Task objective – Only a number is wanted here: the count of lines in the data below where the string "icon" occurs.

Provided entries –
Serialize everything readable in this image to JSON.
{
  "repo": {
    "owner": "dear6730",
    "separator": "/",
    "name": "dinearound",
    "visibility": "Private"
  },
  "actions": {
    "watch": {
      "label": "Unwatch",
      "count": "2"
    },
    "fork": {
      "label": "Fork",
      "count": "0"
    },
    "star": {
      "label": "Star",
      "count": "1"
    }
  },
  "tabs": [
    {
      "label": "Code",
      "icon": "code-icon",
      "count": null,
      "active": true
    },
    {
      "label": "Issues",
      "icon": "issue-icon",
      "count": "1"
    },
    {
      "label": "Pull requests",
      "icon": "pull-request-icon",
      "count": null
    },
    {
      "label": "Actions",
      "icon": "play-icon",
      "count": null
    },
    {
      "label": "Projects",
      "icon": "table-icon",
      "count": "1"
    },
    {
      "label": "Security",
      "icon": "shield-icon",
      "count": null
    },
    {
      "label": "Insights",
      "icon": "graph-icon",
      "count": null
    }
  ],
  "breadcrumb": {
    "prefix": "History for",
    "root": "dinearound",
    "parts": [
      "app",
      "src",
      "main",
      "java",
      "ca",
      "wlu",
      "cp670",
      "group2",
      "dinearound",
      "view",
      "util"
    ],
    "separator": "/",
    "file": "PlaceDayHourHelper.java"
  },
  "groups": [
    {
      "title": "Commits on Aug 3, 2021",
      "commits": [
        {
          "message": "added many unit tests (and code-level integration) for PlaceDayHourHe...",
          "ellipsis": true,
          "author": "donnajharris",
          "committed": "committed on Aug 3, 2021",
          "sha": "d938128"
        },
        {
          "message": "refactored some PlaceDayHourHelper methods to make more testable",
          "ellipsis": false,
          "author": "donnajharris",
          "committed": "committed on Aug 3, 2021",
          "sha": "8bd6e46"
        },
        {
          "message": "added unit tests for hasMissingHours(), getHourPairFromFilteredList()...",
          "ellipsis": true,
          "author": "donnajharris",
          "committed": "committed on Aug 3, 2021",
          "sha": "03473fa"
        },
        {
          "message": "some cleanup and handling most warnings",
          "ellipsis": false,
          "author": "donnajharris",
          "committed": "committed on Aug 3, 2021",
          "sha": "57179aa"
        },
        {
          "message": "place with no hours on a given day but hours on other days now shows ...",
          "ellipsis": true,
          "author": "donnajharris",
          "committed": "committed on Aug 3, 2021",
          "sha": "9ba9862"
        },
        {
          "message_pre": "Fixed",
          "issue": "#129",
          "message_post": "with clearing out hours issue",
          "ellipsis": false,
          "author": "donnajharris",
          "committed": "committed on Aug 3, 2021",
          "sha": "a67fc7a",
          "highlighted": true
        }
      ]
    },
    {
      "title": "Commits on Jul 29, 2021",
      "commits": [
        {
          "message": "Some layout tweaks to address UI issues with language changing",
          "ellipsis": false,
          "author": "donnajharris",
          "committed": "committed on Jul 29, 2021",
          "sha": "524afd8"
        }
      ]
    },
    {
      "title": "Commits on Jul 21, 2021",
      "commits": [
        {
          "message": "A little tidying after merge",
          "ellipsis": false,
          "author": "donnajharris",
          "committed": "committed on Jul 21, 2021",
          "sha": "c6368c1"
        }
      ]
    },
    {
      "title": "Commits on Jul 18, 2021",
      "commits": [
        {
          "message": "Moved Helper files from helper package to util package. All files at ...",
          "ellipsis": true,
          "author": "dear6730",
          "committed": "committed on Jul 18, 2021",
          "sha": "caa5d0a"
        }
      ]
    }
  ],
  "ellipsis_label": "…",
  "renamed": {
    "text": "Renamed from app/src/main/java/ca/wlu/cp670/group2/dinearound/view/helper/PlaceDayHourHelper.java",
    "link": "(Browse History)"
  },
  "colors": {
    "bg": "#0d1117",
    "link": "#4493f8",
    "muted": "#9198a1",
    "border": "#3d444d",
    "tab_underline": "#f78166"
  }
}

Exercise result – 7